A lyrical story of star-crossed love perfect for readers of The Hate U Give, by National Ambassador for Children’s Literature Jacqueline Woodson--now celebrating its twentieth anniversary, and including a new preface by the author
Jeremiah feels good inside his own skin. That is, when he's in his own Brooklyn neighborhood. But now he's going to be attending a fancy prep school in Manhattan, and black teenage boys don't exactly fit in there. So it's a surprise when he meets Ellie the first week of school. In one frozen moment their eyes lock, and after that they know they fit together--even though she's Jewish and he's black. Their worlds are so different, but to them that's not what matters. Too bad the rest of the world has to get in their way.
Jacqueline Woodson's work has been called “moving and resonant” (Wall Street Journal) and “gorgeous” (Vanity Fair). If You Come Softly is a powerful story of interracial love that leaves readers wondering "why" and "if only . . ."
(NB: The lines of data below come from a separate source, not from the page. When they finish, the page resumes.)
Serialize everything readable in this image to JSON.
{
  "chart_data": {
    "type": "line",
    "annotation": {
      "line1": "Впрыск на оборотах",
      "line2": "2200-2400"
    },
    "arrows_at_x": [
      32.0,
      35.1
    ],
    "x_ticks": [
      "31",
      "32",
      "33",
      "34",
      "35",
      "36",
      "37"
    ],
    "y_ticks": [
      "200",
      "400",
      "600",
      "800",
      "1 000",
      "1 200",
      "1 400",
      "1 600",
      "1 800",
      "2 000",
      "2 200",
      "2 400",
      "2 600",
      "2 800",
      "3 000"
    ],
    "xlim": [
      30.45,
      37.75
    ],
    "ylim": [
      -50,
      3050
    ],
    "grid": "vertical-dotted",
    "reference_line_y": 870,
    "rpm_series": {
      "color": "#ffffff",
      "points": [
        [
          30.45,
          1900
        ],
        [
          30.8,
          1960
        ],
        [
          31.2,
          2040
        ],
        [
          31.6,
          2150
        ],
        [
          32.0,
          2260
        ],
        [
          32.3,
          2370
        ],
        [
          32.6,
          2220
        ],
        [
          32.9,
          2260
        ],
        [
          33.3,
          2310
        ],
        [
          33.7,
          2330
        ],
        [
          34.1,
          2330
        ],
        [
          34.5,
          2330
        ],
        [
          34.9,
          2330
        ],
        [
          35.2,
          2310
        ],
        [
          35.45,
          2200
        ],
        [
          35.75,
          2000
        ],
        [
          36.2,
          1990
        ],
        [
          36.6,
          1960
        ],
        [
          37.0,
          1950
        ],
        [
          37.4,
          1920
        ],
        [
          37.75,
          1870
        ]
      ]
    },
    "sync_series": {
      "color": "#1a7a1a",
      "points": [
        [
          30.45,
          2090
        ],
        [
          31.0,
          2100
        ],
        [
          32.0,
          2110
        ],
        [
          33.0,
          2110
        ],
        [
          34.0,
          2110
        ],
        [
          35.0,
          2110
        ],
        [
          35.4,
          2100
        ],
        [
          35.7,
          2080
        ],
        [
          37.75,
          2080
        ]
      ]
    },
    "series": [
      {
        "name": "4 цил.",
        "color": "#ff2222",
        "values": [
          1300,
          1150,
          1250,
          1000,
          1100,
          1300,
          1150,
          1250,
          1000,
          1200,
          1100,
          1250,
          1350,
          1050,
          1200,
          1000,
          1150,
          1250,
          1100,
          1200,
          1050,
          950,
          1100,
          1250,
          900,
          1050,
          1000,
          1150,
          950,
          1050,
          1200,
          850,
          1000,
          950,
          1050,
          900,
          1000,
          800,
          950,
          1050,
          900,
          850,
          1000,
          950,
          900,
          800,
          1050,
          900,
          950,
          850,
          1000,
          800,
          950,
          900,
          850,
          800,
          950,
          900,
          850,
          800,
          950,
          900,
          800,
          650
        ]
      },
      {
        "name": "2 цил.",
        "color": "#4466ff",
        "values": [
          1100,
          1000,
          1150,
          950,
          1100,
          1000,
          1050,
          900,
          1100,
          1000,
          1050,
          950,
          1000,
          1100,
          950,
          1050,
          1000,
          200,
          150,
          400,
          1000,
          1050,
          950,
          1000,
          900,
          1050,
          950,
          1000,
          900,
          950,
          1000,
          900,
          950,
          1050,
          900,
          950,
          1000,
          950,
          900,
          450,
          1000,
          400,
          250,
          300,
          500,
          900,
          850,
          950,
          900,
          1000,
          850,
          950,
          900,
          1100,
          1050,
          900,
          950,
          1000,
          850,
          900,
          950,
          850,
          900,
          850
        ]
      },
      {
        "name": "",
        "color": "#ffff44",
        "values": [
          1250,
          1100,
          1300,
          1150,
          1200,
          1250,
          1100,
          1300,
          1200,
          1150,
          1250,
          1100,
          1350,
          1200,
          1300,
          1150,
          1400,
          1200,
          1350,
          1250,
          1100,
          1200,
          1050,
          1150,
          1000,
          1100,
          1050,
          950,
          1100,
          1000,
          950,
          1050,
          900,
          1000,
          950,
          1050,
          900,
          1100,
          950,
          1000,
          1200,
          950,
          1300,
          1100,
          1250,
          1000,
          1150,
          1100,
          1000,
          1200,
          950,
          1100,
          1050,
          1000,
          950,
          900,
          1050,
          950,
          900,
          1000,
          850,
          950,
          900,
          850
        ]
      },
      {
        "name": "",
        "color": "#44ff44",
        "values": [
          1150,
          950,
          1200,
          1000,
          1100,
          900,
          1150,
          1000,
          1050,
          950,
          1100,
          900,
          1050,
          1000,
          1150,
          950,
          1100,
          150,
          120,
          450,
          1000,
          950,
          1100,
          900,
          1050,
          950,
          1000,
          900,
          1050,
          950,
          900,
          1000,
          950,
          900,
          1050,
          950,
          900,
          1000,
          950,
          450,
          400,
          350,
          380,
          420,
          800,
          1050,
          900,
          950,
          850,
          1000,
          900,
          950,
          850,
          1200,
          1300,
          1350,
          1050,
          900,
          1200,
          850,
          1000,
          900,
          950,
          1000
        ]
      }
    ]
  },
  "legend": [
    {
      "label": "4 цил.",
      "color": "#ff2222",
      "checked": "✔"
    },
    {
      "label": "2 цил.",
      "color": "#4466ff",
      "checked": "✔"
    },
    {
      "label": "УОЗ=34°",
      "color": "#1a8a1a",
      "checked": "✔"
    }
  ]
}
Once again, Woodson (I Hadn't Meant to Tell You This) handles delicate, even explosive subject matter with exceptional clarity, surety and depth. In this contemporary story about an interracial romance, she seems to slip effortlessly into the skins of both her main characters, Ellie, an upper-middle-class white girl who has just transferred to Percy, an elite New York City prep school, and Jeremiah, one of her few African American classmates, whose parents (a movie producer and a famous writer) have just separated. A prologue intimates heartbreak to come; thereafter, sequences alternate between Ellie's first-person narration and a third-person telling that focuses on Jeremiah. Both voices convincingly describe the couple's love-at-first-sight meeting and the gradual building of their trust. The intensity of their emotions will make hearts flutter, then ache as evidence mounts that Ellie's and Jeremiah's "perfect" love exists in a deeply flawed society. Even as Woodson's lyrical prose draws the audience into the tenderness of young love, her perceptive comments about race and racism will strike a chord with black readers and open the eyes of white readers ("Thing about white people," Jeremiah's father tells him, "they know what everybody else is, but they don't know they're white"). Knowing from the beginning that tragedy lies just around the corner doesn't soften the sharp impact of this wrenching book. Ages 10-up.